### TO DO:
Would you write out the entries that follow word for word, omitting any images?

### DATASET RECORDS:
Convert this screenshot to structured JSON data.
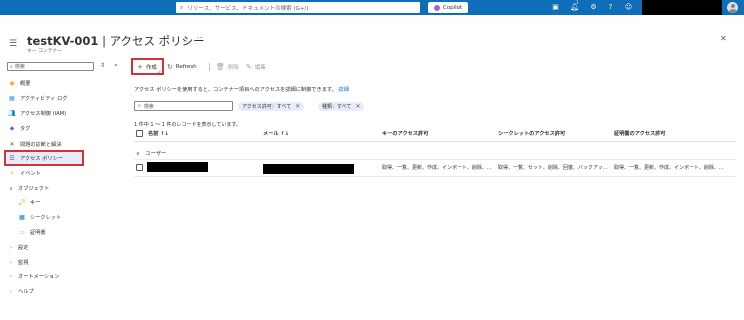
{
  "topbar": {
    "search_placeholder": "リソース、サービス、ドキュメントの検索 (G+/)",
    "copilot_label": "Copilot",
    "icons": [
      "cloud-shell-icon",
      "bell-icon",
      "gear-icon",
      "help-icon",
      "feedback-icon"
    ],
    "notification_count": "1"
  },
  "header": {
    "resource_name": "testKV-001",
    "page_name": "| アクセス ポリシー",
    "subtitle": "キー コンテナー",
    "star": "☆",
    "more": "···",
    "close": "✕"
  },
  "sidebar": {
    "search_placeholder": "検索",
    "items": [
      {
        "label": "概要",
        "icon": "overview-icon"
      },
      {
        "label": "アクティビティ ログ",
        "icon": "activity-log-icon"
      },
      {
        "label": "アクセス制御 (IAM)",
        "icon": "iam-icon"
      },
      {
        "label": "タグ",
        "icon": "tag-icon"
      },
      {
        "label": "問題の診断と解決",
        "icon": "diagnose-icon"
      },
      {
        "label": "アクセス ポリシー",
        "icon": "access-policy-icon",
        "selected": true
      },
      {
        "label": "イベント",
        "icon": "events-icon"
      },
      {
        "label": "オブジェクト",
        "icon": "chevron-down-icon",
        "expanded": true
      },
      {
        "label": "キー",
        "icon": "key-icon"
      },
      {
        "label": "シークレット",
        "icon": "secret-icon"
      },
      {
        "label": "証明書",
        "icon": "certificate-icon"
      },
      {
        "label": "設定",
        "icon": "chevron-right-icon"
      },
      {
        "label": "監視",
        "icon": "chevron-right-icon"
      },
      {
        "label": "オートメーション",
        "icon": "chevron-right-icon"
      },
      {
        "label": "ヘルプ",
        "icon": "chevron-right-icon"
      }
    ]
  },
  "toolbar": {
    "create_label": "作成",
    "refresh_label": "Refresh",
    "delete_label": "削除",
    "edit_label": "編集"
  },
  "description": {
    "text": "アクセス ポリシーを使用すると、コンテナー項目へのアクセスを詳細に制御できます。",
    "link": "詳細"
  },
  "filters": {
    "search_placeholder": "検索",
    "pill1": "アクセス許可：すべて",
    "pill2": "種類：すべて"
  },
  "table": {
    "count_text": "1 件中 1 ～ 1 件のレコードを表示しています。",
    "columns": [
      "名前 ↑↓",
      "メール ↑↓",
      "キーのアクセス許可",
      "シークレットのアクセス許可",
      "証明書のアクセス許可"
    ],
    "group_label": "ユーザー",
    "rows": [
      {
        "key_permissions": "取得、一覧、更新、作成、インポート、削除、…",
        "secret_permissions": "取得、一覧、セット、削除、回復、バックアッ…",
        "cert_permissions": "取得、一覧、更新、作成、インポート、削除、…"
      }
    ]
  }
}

### REPLY TO THE EXERCISE:
Convert this screenshot to structured JSON data.
{
  "topbar": {
    "search_placeholder": "リソース、サービス、ドキュメントの検索 (G+/)",
    "copilot_label": "Copilot",
    "icons": [
      "cloud-shell-icon",
      "bell-icon",
      "gear-icon",
      "help-icon",
      "feedback-icon"
    ],
    "notification_count": "1"
  },
  "header": {
    "resource_name": "testKV-001",
    "page_name": "| アクセス ポリシー",
    "subtitle": "キー コンテナー",
    "star": "☆",
    "more": "···",
    "close": "✕"
  },
  "sidebar": {
    "search_placeholder": "検索",
    "items": [
      {
        "label": "概要",
        "icon": "overview-icon"
      },
      {
        "label": "アクティビティ ログ",
        "icon": "activity-log-icon"
      },
      {
        "label": "アクセス制御 (IAM)",
        "icon": "iam-icon"
      },
      {
        "label": "タグ",
        "icon": "tag-icon"
      },
      {
        "label": "問題の診断と解決",
        "icon": "diagnose-icon"
      },
      {
        "label": "アクセス ポリシー",
        "icon": "access-policy-icon",
        "selected": true
      },
      {
        "label": "イベント",
        "icon": "events-icon"
      },
      {
        "label": "オブジェクト",
        "icon": "chevron-down-icon",
        "expanded": true
      },
      {
        "label": "キー",
        "icon": "key-icon"
      },
      {
        "label": "シークレット",
        "icon": "secret-icon"
      },
      {
        "label": "証明書",
        "icon": "certificate-icon"
      },
      {
        "label": "設定",
        "icon": "chevron-right-icon"
      },
      {
        "label": "監視",
        "icon": "chevron-right-icon"
      },
      {
        "label": "オートメーション",
        "icon": "chevron-right-icon"
      },
      {
        "label": "ヘルプ",
        "icon": "chevron-right-icon"
      }
    ]
  },
  "toolbar": {
    "create_label": "作成",
    "refresh_label": "Refresh",
    "delete_label": "削除",
    "edit_label": "編集"
  },
  "description": {
    "text": "アクセス ポリシーを使用すると、コンテナー項目へのアクセスを詳細に制御できます。",
    "link": "詳細"
  },
  "filters": {
    "search_placeholder": "検索",
    "pill1": "アクセス許可：すべて",
    "pill2": "種類：すべて"
  },
  "table": {
    "count_text": "1 件中 1 ～ 1 件のレコードを表示しています。",
    "columns": [
      "名前 ↑↓",
      "メール ↑↓",
      "キーのアクセス許可",
      "シークレットのアクセス許可",
      "証明書のアクセス許可"
    ],
    "group_label": "ユーザー",
    "rows": [
      {
        "key_permissions": "取得、一覧、更新、作成、インポート、削除、…",
        "secret_permissions": "取得、一覧、セット、削除、回復、バックアッ…",
        "cert_permissions": "取得、一覧、更新、作成、インポート、削除、…"
      }
    ]
  }
}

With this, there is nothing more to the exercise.